Listed records ::
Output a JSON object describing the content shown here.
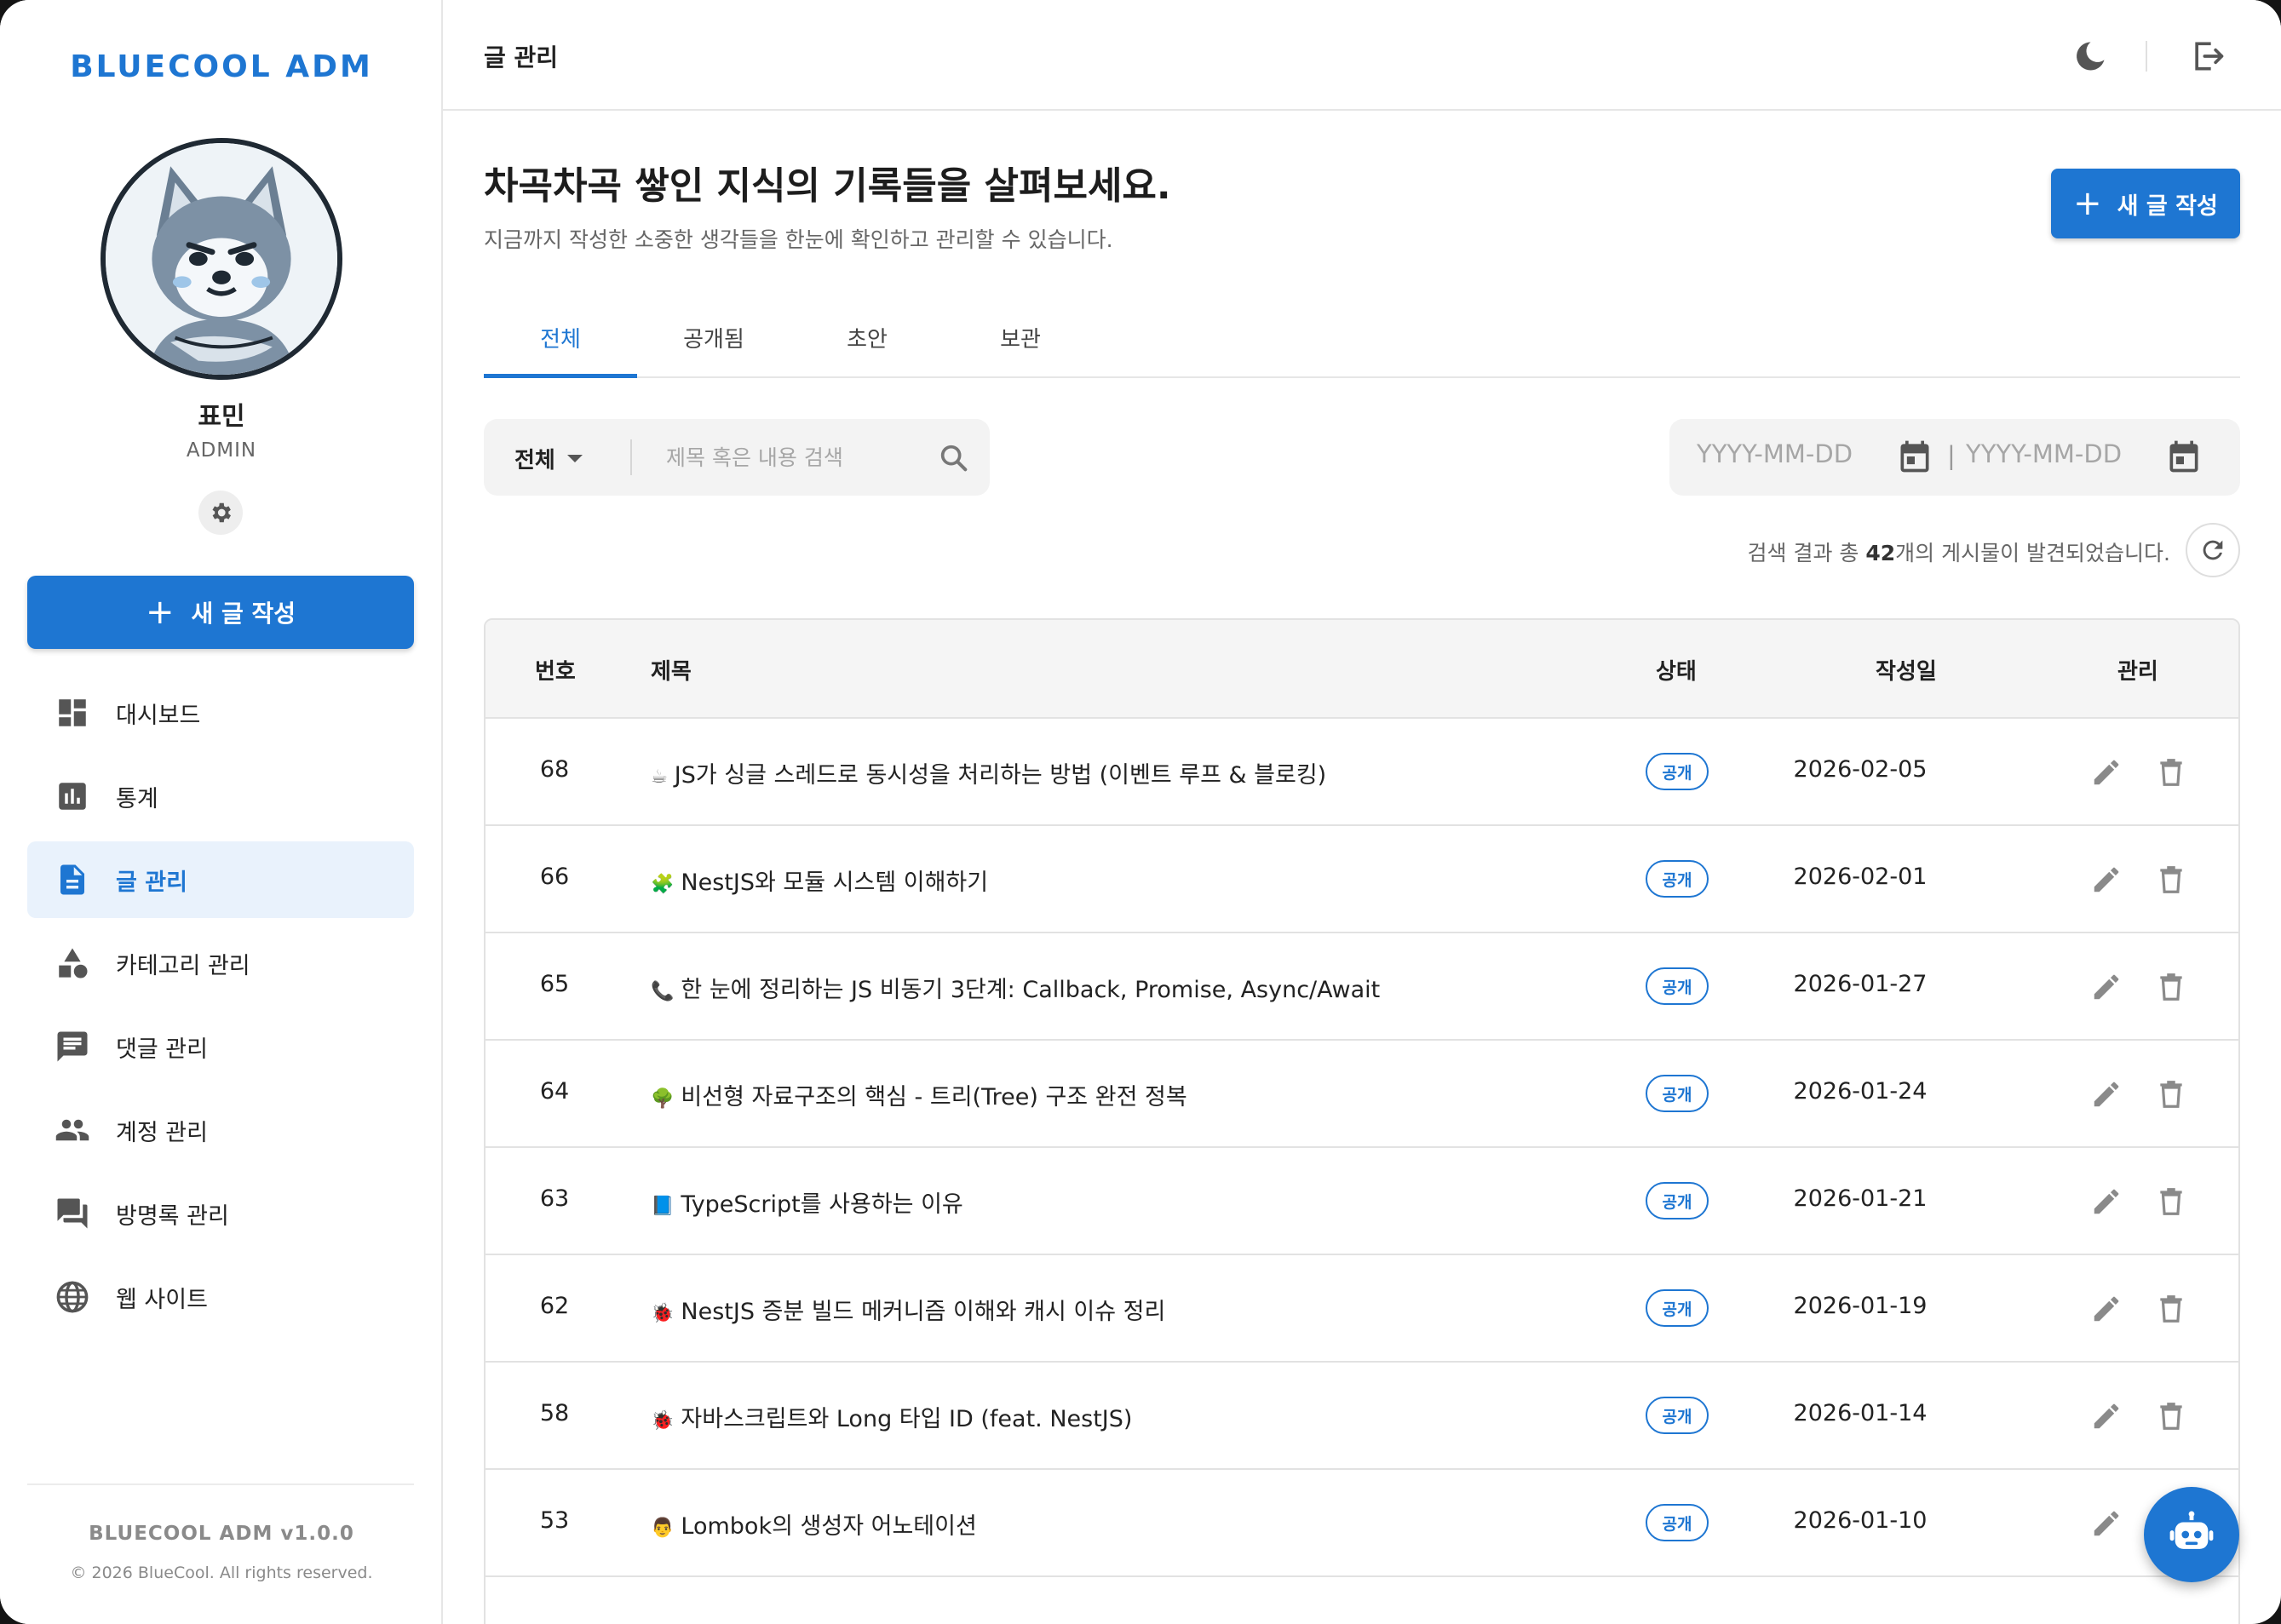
{
  "sidebar": {
    "brand": "BLUECOOL ADM",
    "profile": {
      "name": "표민",
      "role": "ADMIN"
    },
    "new_post_label": "새 글 작성",
    "nav": [
      {
        "label": "대시보드",
        "icon": "dashboard-icon"
      },
      {
        "label": "통계",
        "icon": "chart-icon"
      },
      {
        "label": "글 관리",
        "icon": "document-icon",
        "active": true
      },
      {
        "label": "카테고리 관리",
        "icon": "category-icon"
      },
      {
        "label": "댓글 관리",
        "icon": "comment-icon"
      },
      {
        "label": "계정 관리",
        "icon": "people-icon"
      },
      {
        "label": "방명록 관리",
        "icon": "forum-icon"
      },
      {
        "label": "웹 사이트",
        "icon": "globe-icon"
      }
    ],
    "version": "BLUECOOL ADM v1.0.0",
    "copyright": "© 2026 BlueCool. All rights reserved."
  },
  "topbar": {
    "title": "글 관리"
  },
  "content": {
    "title": "차곡차곡 쌓인 지식의 기록들을 살펴보세요.",
    "subtitle": "지금까지 작성한 소중한 생각들을 한눈에 확인하고 관리할 수 있습니다.",
    "new_post_label": "새 글 작성",
    "tabs": [
      {
        "label": "전체",
        "active": true
      },
      {
        "label": "공개됨"
      },
      {
        "label": "초안"
      },
      {
        "label": "보관"
      }
    ],
    "filter": {
      "selected": "전체"
    },
    "search": {
      "placeholder": "제목 혹은 내용 검색",
      "value": ""
    },
    "date_from_placeholder": "YYYY-MM-DD",
    "date_separator": "|",
    "date_to_placeholder": "YYYY-MM-DD",
    "result": {
      "prefix": "검색 결과 총 ",
      "count": "42",
      "suffix": "개의 게시물이 발견되었습니다."
    }
  },
  "table": {
    "headers": {
      "number": "번호",
      "title": "제목",
      "status": "상태",
      "date": "작성일",
      "actions": "관리"
    },
    "rows": [
      {
        "number": "68",
        "emoji": "☕",
        "title": "JS가 싱글 스레드로 동시성을 처리하는 방법 (이벤트 루프 & 블로킹)",
        "status": "공개",
        "date": "2026-02-05"
      },
      {
        "number": "66",
        "emoji": "🧩",
        "title": "NestJS와 모듈 시스템 이해하기",
        "status": "공개",
        "date": "2026-02-01"
      },
      {
        "number": "65",
        "emoji": "📞",
        "title": "한 눈에 정리하는 JS 비동기 3단계: Callback, Promise, Async/Await",
        "status": "공개",
        "date": "2026-01-27"
      },
      {
        "number": "64",
        "emoji": "🌳",
        "title": "비선형 자료구조의 핵심 - 트리(Tree) 구조 완전 정복",
        "status": "공개",
        "date": "2026-01-24"
      },
      {
        "number": "63",
        "emoji": "📘",
        "title": "TypeScript를 사용하는 이유",
        "status": "공개",
        "date": "2026-01-21"
      },
      {
        "number": "62",
        "emoji": "🐞",
        "title": "NestJS 증분 빌드 메커니즘 이해와 캐시 이슈 정리",
        "status": "공개",
        "date": "2026-01-19"
      },
      {
        "number": "58",
        "emoji": "🐞",
        "title": "자바스크립트와 Long 타입 ID (feat. NestJS)",
        "status": "공개",
        "date": "2026-01-14"
      },
      {
        "number": "53",
        "emoji": "👨",
        "title": "Lombok의 생성자 어노테이션",
        "status": "공개",
        "date": "2026-01-10"
      }
    ]
  },
  "colors": {
    "accent": "#1e76d2",
    "active_bg": "#e9f2fc",
    "border": "#e2e2e2"
  }
}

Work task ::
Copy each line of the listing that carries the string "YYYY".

Written response ::
    "date_from_placeholder": "YYYY-MM-DD",
    "date_to_placeholder": "YYYY-MM-DD",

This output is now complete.